* TASK BRIEF
Report each line of the data that has "icon" somewhere in it.

* PROVIDED DATA
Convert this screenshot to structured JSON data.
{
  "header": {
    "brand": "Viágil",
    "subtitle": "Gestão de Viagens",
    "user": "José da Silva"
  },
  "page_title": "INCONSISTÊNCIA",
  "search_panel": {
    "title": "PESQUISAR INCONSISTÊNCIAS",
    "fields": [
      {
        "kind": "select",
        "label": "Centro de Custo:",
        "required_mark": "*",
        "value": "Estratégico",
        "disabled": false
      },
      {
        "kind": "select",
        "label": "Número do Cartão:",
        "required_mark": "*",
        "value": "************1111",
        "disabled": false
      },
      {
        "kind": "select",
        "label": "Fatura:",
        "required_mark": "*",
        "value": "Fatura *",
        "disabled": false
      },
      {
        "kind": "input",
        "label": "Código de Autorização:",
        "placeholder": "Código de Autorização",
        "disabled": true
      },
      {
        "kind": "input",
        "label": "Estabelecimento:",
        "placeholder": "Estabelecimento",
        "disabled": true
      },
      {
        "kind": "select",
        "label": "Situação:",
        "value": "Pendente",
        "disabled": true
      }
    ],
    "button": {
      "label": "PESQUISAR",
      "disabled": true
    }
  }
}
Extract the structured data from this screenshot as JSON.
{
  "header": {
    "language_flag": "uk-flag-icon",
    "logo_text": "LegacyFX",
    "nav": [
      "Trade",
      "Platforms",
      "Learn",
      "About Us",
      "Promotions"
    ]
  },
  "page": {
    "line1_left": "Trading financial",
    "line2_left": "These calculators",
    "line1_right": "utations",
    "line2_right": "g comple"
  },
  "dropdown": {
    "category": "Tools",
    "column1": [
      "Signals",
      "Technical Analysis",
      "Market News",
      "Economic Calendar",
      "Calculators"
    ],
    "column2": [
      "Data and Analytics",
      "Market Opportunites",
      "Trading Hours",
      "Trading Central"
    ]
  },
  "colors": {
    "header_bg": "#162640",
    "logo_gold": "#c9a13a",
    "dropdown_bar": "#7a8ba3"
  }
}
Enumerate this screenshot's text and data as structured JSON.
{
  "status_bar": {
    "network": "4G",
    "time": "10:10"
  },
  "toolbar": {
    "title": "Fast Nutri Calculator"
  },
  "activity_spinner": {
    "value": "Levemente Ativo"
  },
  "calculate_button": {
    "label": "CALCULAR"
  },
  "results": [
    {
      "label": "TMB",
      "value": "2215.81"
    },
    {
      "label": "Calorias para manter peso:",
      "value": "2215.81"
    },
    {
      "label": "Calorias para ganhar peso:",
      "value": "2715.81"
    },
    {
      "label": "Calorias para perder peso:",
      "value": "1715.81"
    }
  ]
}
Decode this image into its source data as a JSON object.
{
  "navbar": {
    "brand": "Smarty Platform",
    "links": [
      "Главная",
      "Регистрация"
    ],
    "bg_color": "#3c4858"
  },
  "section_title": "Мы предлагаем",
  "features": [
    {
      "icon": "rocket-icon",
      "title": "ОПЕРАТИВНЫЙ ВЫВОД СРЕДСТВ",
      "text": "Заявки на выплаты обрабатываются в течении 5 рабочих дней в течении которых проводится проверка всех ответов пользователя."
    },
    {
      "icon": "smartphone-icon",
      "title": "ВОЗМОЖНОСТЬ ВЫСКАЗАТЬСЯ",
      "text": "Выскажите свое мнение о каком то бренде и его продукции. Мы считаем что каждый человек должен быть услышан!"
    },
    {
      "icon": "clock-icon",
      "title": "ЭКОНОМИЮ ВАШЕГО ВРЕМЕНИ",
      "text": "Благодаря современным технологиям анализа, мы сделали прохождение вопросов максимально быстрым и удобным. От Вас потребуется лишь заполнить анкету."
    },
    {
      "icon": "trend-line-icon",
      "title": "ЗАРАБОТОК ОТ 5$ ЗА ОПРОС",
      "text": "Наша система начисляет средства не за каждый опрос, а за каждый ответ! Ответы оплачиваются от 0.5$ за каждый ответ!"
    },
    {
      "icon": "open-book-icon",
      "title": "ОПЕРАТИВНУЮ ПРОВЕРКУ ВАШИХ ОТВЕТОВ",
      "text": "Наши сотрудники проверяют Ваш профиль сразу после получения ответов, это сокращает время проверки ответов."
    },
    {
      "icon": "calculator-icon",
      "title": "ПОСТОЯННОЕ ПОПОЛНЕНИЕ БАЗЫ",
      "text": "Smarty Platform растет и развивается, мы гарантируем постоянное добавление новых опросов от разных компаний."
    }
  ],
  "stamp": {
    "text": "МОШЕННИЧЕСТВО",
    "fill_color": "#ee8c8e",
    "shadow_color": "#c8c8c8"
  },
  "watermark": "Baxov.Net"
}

* RESPONSE BELOW
    "language_flag": "uk-flag-icon",
      "icon": "rocket-icon",
      "icon": "smartphone-icon",
      "icon": "clock-icon",
      "icon": "trend-line-icon",
      "icon": "open-book-icon",
      "icon": "calculator-icon",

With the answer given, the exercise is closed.